Consistent forgetfulness with partial recollection of events and no other 2 Moderate memory loss, with disorientation and moderate difficulty handling complex problems. Mild but definite impairment of function at home with need of occasional prompting. 3 Severe memory loss with disorientation for time and often to place. Severe 4 Severe memory loss with orientation preserved to person only. Unable to make judgments or solve problems. Requires much help with personal care. Cannot be left...

Freezing And Other Gait Abnormalities

A slow, shuffling, narrow-based gait is one of the most characteristic features of PD 83 . The parkinsonian gait reveals certain features that overlap with the gait disturbance associated with normal pressure hydrocephalus 84,85 . In a study of 50 subjects older than 70 years, Sudarsky and Ronthal 86 established a principal cause of the gait disorder in all but seven subjects essential gait disorder . They, but not others 87 , suggested that this senile gait is related to normal pressure...

Neuropsychology Behavioral Neurology And Neuropsychiatry

Sir William Osler first used the term neuropsychology in 1913 however, neuropsychology, at least as a clinical endeavor, did not emerge as a subdiscipline of psychology until the 1940s, largely in response to demands for the assessment and rehabilitation of brain-injured soldiers in World War II 1 . The likely first published use of a clinical neuropsychological test with persons having parkinsonian syndrome is Shaskin et al.'s 2 administration of the Wechsler Bellevue Scale, an intelligence...

The Parasomnias

Rapid Eye Movement Sleep Behavior Disorder REM sleep behavior disorder RBD was first reported by Schenck et al. in 1986 and is a parasomnia, which is typically characterized by vivid and usually frightening dreams or nightmares associated with a paradoxical simple or complex movement during REM sleep when muscles are usually atonic 13,23 . RBD is thought to have a population prevalence of 0.5 . During REM sleep, patients enact their dreams, which can be vivid or unpleasant, and partners report...

Jeanmartin Charcot And The Salpetriere School

Belladonna Parkinson

Working in Paris, in the second half of the 19th century, Charcot knew of Parkinson's description and studied the disorder in the large Salpetriere hospital that housed elderly and destitute women.

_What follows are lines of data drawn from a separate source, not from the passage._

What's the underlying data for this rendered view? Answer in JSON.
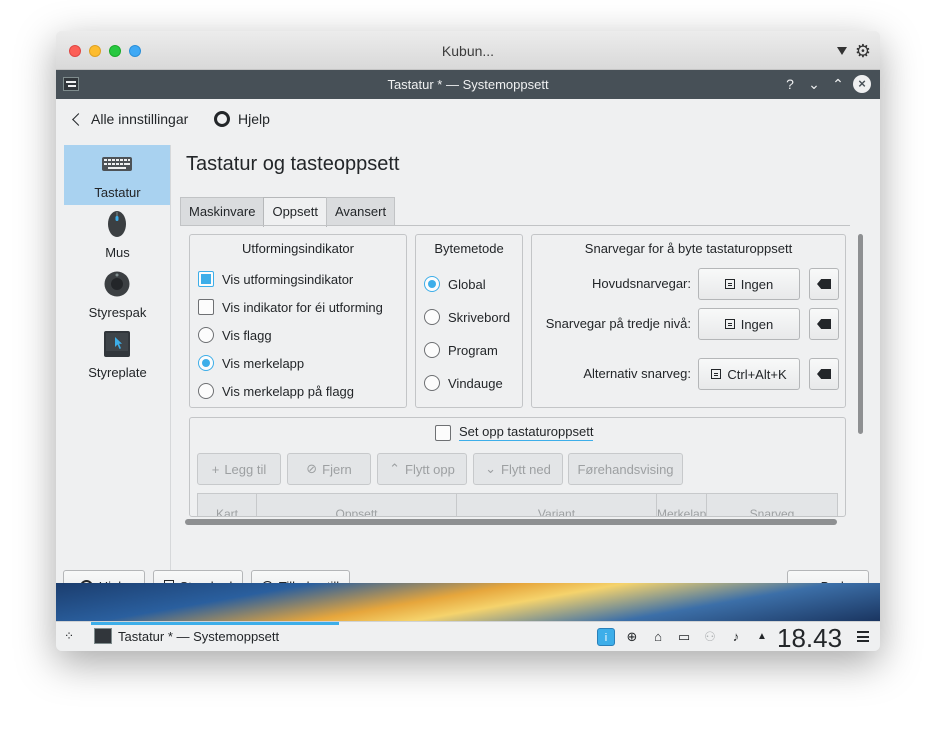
{
  "mac": {
    "title": "Kubun..."
  },
  "window": {
    "title": "Tastatur * — Systemoppsett",
    "buttons": {
      "help": "?",
      "minimize": "⌄",
      "maximize": "⌃",
      "close": "×"
    }
  },
  "topnav": {
    "back_label": "Alle innstillingar",
    "help_label": "Hjelp"
  },
  "sidebar": {
    "items": [
      {
        "label": "Tastatur",
        "icon": "keyboard-icon"
      },
      {
        "label": "Mus",
        "icon": "mouse-icon"
      },
      {
        "label": "Styrespak",
        "icon": "joystick-icon"
      },
      {
        "label": "Styreplate",
        "icon": "touchpad-icon"
      }
    ]
  },
  "page": {
    "title": "Tastatur og tasteoppsett"
  },
  "tabs": [
    "Maskinvare",
    "Oppsett",
    "Avansert"
  ],
  "indicator": {
    "title": "Utformingsindikator",
    "options": [
      {
        "label": "Vis utformingsindikator",
        "checked": true
      },
      {
        "label": "Vis indikator for éi utforming",
        "checked": false
      },
      {
        "label": "Vis flagg",
        "checked": false
      },
      {
        "label": "Vis merkelapp",
        "checked": true
      },
      {
        "label": "Vis merkelapp på flagg",
        "checked": false
      }
    ]
  },
  "switching": {
    "title": "Bytemetode",
    "options": [
      {
        "label": "Global",
        "checked": true
      },
      {
        "label": "Skrivebord",
        "checked": false
      },
      {
        "label": "Program",
        "checked": false
      },
      {
        "label": "Vindauge",
        "checked": false
      }
    ]
  },
  "shortcuts": {
    "title": "Snarvegar for å byte tastaturoppsett",
    "rows": [
      {
        "label": "Hovudsnarvegar:",
        "value": "Ingen"
      },
      {
        "label": "Snarvegar på tredje nivå:",
        "value": "Ingen"
      },
      {
        "label": "Alternativ snarveg:",
        "value": "Ctrl+Alt+K"
      }
    ]
  },
  "layouts": {
    "setup_label": "Set opp tastaturoppsett",
    "buttons": {
      "add": "Legg til",
      "remove": "Fjern",
      "up": "Flytt opp",
      "down": "Flytt ned",
      "preview": "Førehandsvising"
    },
    "columns": [
      "Kart",
      "Oppsett",
      "Variant",
      "Merkelapp",
      "Snarveg"
    ]
  },
  "footer": {
    "help": "Hjelp",
    "defaults": "Standard",
    "reset": "Tilbakestill",
    "apply": "Bruk"
  },
  "taskbar": {
    "task_title": "Tastatur * — Systemoppsett",
    "clock": "18.43"
  },
  "colors": {
    "accent": "#3daee9",
    "titlebar": "#475057",
    "window_bg": "#eff0f1",
    "selected_sidebar": "#a9d2f0"
  }
}
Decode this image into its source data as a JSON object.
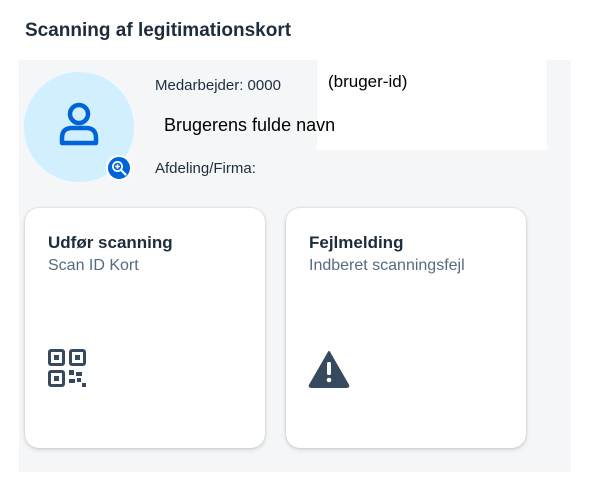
{
  "page": {
    "title": "Scanning af legitimationskort"
  },
  "employee": {
    "label": "Medarbejder: 0000",
    "id_hint": "(bruger-id)",
    "full_name": "Brugerens fulde navn",
    "department_label": "Afdeling/Firma:"
  },
  "tiles": [
    {
      "title": "Udfør scanning",
      "subtitle": "Scan ID Kort",
      "icon": "qr-code-icon"
    },
    {
      "title": "Fejlmelding",
      "subtitle": "Indberet scanningsfejl",
      "icon": "warning-icon"
    }
  ],
  "colors": {
    "accent": "#0064d9",
    "avatar_bg": "#d1efff",
    "icon_dark": "#354a5f",
    "title_text": "#1d2d3e",
    "sub_text": "#556b82"
  }
}
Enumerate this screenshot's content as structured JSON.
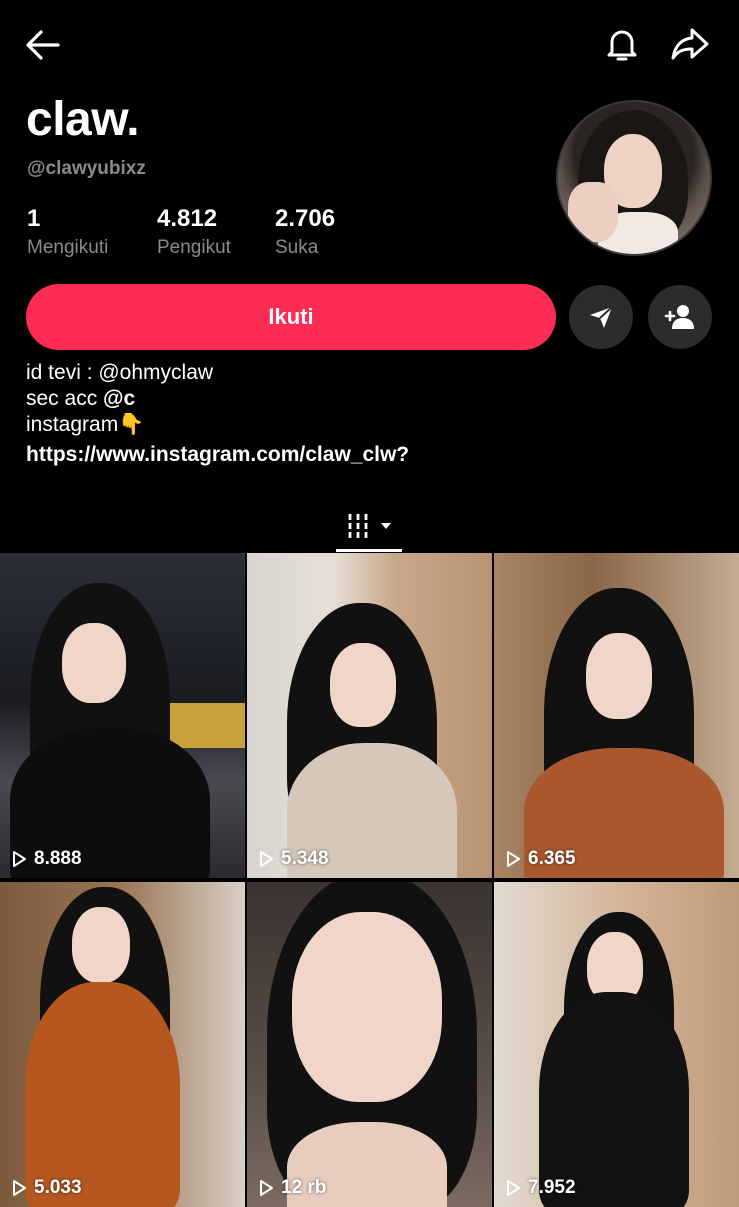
{
  "header": {
    "back_icon": "arrow-left-icon",
    "bell_icon": "bell-icon",
    "share_icon": "share-arrow-icon"
  },
  "profile": {
    "display_name": "claw.",
    "username": "@clawyubixz",
    "stats": [
      {
        "value": "1",
        "label": "Mengikuti"
      },
      {
        "value": "4.812",
        "label": "Pengikut"
      },
      {
        "value": "2.706",
        "label": "Suka"
      }
    ]
  },
  "actions": {
    "follow_label": "Ikuti",
    "message_icon": "send-message-icon",
    "add_friend_icon": "add-user-icon"
  },
  "bio": {
    "line1": "id tevi : @ohmyclaw",
    "line2_prefix": "sec acc ",
    "line2_bold": "@c",
    "line3": "instagram",
    "line3_emoji": "👇",
    "link": "https://www.instagram.com/claw_clw?"
  },
  "tabs": {
    "videos_icon": "grid-icon",
    "dropdown_icon": "caret-down-icon"
  },
  "videos": [
    {
      "views": "8.888"
    },
    {
      "views": "5.348"
    },
    {
      "views": "6.365"
    },
    {
      "views": "5.033"
    },
    {
      "views": "12 rb"
    },
    {
      "views": "7.952"
    }
  ],
  "colors": {
    "accent": "#fe2c55",
    "background": "#000000",
    "secondary_text": "#8a8a8a"
  }
}
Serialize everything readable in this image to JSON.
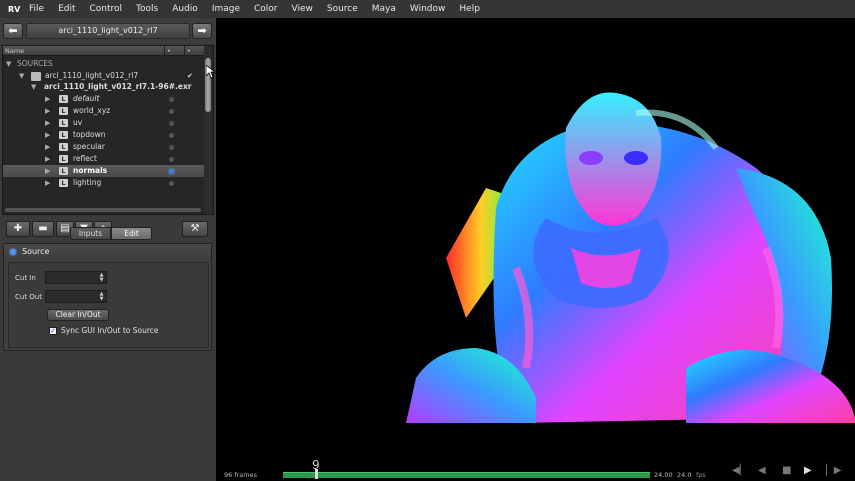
{
  "app": {
    "logo": "RV"
  },
  "menubar": {
    "items": [
      "File",
      "Edit",
      "Control",
      "Tools",
      "Audio",
      "Image",
      "Color",
      "View",
      "Source",
      "Maya",
      "Window",
      "Help"
    ]
  },
  "session": {
    "title": "arci_1110_light_v012_rl7"
  },
  "tree": {
    "header": {
      "name_col": "Name",
      "col2": "•",
      "col3": "•"
    },
    "sources_label": "SOURCES",
    "source_node": "arci_1110_light_v012_rl7",
    "file_node": "arci_1110_light_v012_rl7.1-96#.exr",
    "layers": [
      {
        "label": "default",
        "italic": true
      },
      {
        "label": "world_xyz"
      },
      {
        "label": "uv"
      },
      {
        "label": "topdown"
      },
      {
        "label": "specular"
      },
      {
        "label": "reflect"
      },
      {
        "label": "normals",
        "selected": true
      },
      {
        "label": "lighting"
      }
    ],
    "layer_icon": "L",
    "checkmark": "✔"
  },
  "toolbar": {
    "icons": [
      "add-icon",
      "folder-icon",
      "trash-icon",
      "comment-icon",
      "home-icon",
      "wrench-icon"
    ]
  },
  "tabs": {
    "inputs": "Inputs",
    "edit": "Edit"
  },
  "source_panel": {
    "title": "Source",
    "cut_in_label": "Cut In",
    "cut_out_label": "Cut Out",
    "clear_button": "Clear In/Out",
    "sync_label": "Sync GUI In/Out to Source",
    "sync_checked": true
  },
  "timeline": {
    "frames_label": "96 frames",
    "current_frame": "9",
    "fps_value": "24.00",
    "fps_target": "24.0",
    "fps_unit": "fps",
    "progress": 0.09
  },
  "colors": {
    "accent": "#3a7fe0",
    "timeline_green": "#2c9a4a"
  }
}
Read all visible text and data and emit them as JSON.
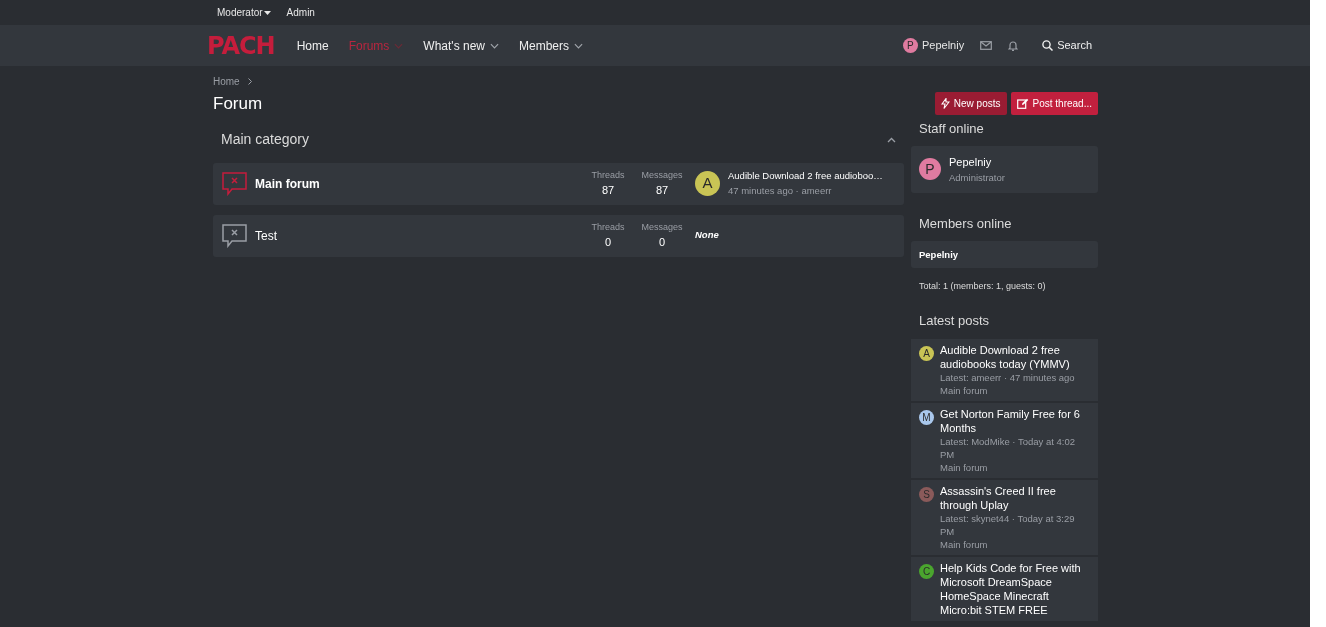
{
  "top_bar": {
    "items": [
      {
        "label": "Moderator",
        "dropdown": true
      },
      {
        "label": "Admin",
        "dropdown": false
      }
    ]
  },
  "navbar": {
    "logo": "PACH",
    "tabs": [
      {
        "label": "Home",
        "selected": false,
        "dropdown": false
      },
      {
        "label": "Forums",
        "selected": true,
        "dropdown": true
      },
      {
        "label": "What's new",
        "selected": false,
        "dropdown": true
      },
      {
        "label": "Members",
        "selected": false,
        "dropdown": true
      }
    ],
    "user": {
      "avatar": "P",
      "color": "#e07ba0",
      "name": "Pepelniy"
    },
    "search": "Search"
  },
  "breadcrumb": [
    "Home"
  ],
  "title": "Forum",
  "actions": [
    {
      "label": "New posts",
      "kind": "new"
    },
    {
      "label": "Post thread...",
      "kind": "post"
    }
  ],
  "category": {
    "title": "Main category",
    "expanded": true,
    "forums": [
      {
        "name": "Main forum",
        "unread": true,
        "threads_label": "Threads",
        "threads": "87",
        "messages_label": "Messages",
        "messages": "87",
        "last": {
          "avatar": "A",
          "color": "#c9c455",
          "title": "Audible Download 2 free audioboo…",
          "meta": "47 minutes ago · ameerr"
        }
      },
      {
        "name": "Test",
        "unread": false,
        "threads_label": "Threads",
        "threads": "0",
        "messages_label": "Messages",
        "messages": "0",
        "none": "None"
      }
    ]
  },
  "sidebar": {
    "staff": {
      "title": "Staff online",
      "members": [
        {
          "avatar": "P",
          "color": "#e07ba0",
          "name": "Pepelniy",
          "role": "Administrator"
        }
      ]
    },
    "online": {
      "title": "Members online",
      "members": [
        "Pepelniy"
      ],
      "total": "Total: 1 (members: 1, guests: 0)"
    },
    "latest": {
      "title": "Latest posts",
      "posts": [
        {
          "avatar": "A",
          "color": "#c9c455",
          "title": "Audible Download 2 free audiobooks today (YMMV)",
          "meta": "Latest: ameerr · 47 minutes ago",
          "forum": "Main forum"
        },
        {
          "avatar": "M",
          "color": "#a9c7ec",
          "title": "Get Norton Family Free for 6 Months",
          "meta": "Latest: ModMike · Today at 4:02 PM",
          "forum": "Main forum"
        },
        {
          "avatar": "S",
          "color": "#8a5a5a",
          "title": "Assassin's Creed II free through Uplay",
          "meta": "Latest: skynet44 · Today at 3:29 PM",
          "forum": "Main forum"
        },
        {
          "avatar": "C",
          "color": "#4aa52e",
          "title": "Help Kids Code for Free with Microsoft DreamSpace HomeSpace Minecraft Micro:bit STEM FREE"
        }
      ]
    }
  }
}
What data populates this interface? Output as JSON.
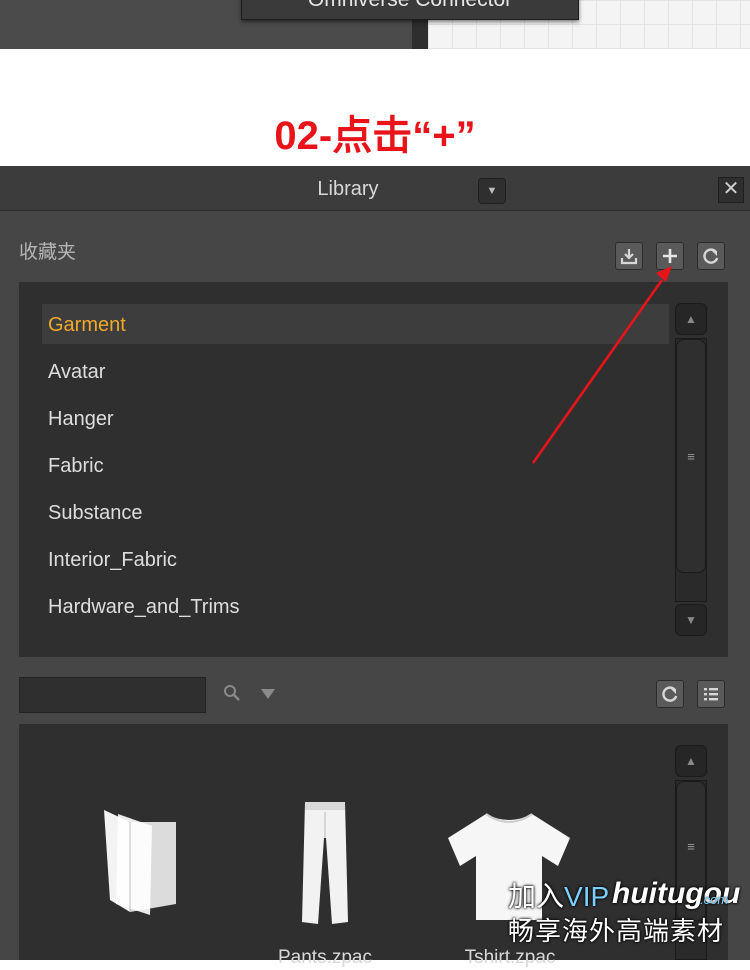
{
  "top_fragment": {
    "menu_text": "Omniverse Connector"
  },
  "step_title": "02-点击“+”",
  "library": {
    "title": "Library",
    "close_symbol": "✕",
    "dropdown_symbol": "▼",
    "favorites": {
      "label": "收藏夹",
      "items": [
        {
          "label": "Garment",
          "selected": true
        },
        {
          "label": "Avatar",
          "selected": false
        },
        {
          "label": "Hanger",
          "selected": false
        },
        {
          "label": "Fabric",
          "selected": false
        },
        {
          "label": "Substance",
          "selected": false
        },
        {
          "label": "Interior_Fabric",
          "selected": false
        },
        {
          "label": "Hardware_and_Trims",
          "selected": false
        }
      ],
      "toolbar_icons": [
        "export-icon",
        "plus-icon",
        "refresh-icon"
      ]
    },
    "search": {
      "value": "",
      "placeholder": ""
    },
    "grid_items": [
      {
        "label": "",
        "icon": "folder-icon"
      },
      {
        "label": "Pants.zpac",
        "icon": "pants-thumbnail"
      },
      {
        "label": "Tshirt.zpac",
        "icon": "tshirt-thumbnail"
      }
    ]
  },
  "watermark": {
    "prefix": "加入",
    "vip": "VIP",
    "brand": "huitugou",
    "domain": ".com",
    "slogan": "畅享海外高端素材"
  },
  "colors": {
    "accent_selected": "#f1a92a",
    "annotation_red": "#e8141a",
    "panel_bg": "#464646",
    "list_bg": "#2f2f2f"
  }
}
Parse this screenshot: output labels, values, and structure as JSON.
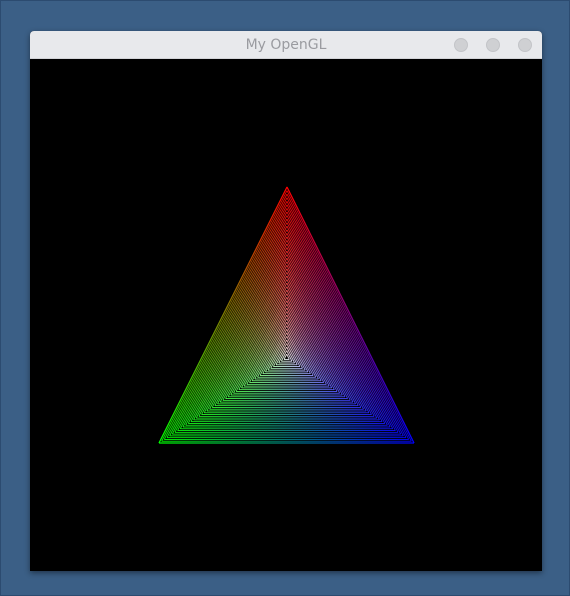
{
  "window": {
    "title": "My OpenGL"
  },
  "scene": {
    "background": "#000000",
    "vertex_colors": {
      "top": "#ff0000",
      "bottom_left": "#00ff00",
      "bottom_right": "#0000ff"
    },
    "wireframe": true
  },
  "icons": {
    "minimize": "minimize-icon",
    "maximize": "maximize-icon",
    "close": "close-icon"
  }
}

He identified the cardinal features of Parkinson's disease and specifically separated bradykinesia from rigidity 5,16 FIGURE 12 Jean-Martin Charcot. Working in Paris, in the second half of the 19th century, Charcot knew of Parkinson's description and studied the...